Another really interesting NPR story on women. This article by Scott Simon on the changing perceptions of Playboy Bunny servers (think waitress, not The Girls Next Door”). One of the most interesting parts of Simon’s essay is with Ex-Bunny Mary Chipman who began working at first Playboy club in Chicago during the 1970s.
Although in the 1960s the men’s club attracted top entertainers, by the 1970s the club was denigrated by the women’s movement. Chipman, a self-proclaimed feminist, explains how both the bunny ears and female patrons were degrading:
“Ms. Chipman came in at a more feminist age. She loathed every aspect of the costume. “I really did. It wasn’t the sexiness of it, which was OK, it was the whole idea of the ears and the tail — I just thought it was very degrading.
“Once you make yourself into this Bunny — which isn’t really a woman, it’s kind of just this hybrid creature — people felt entitled to take liberties with you. People would feel entitled to pull your tail or touch you.
“Of course, the management would protect you from all of this, but you know, still, that was the natural impulse,” she says. “The usual social barriers of treating women with a certain amount of respect were somewhat dissolved by the costume, I felt.”
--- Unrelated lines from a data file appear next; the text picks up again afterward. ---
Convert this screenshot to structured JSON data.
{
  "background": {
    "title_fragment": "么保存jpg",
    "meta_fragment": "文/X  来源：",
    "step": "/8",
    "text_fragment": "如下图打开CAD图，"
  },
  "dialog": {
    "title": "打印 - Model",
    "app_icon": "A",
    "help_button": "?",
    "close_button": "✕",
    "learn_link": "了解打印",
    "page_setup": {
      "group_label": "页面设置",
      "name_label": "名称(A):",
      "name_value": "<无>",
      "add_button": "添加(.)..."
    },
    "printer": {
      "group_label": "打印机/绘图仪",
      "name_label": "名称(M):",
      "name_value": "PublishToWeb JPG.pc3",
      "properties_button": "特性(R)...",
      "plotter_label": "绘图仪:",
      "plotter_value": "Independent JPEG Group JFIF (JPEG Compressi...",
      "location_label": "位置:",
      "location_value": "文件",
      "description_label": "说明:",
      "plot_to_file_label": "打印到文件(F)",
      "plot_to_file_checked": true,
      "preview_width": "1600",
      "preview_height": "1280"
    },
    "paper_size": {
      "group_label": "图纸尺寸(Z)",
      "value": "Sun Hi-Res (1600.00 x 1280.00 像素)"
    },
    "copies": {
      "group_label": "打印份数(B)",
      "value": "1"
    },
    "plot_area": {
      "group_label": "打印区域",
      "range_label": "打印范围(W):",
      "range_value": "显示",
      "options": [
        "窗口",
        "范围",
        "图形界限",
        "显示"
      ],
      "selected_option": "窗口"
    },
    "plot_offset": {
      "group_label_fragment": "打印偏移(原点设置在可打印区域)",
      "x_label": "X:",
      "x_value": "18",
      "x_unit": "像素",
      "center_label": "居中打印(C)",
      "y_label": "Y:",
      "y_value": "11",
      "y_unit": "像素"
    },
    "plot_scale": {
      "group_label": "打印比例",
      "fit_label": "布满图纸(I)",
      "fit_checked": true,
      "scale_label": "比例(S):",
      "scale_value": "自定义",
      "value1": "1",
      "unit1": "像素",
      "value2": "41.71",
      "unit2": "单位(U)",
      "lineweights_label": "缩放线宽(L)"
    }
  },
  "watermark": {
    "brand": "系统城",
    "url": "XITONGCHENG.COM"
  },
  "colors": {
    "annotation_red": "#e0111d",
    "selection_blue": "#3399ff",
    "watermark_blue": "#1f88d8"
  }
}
Ms. Downey Caddick found the most difficult customers to be the women, not the men. “I would have a couple of incidents where a woman would pull my tail,” she says. “Another one would just continue to make all kinds of nasty statements to me as I’m trying to serve them.”
Read/Listen to the NPR story here.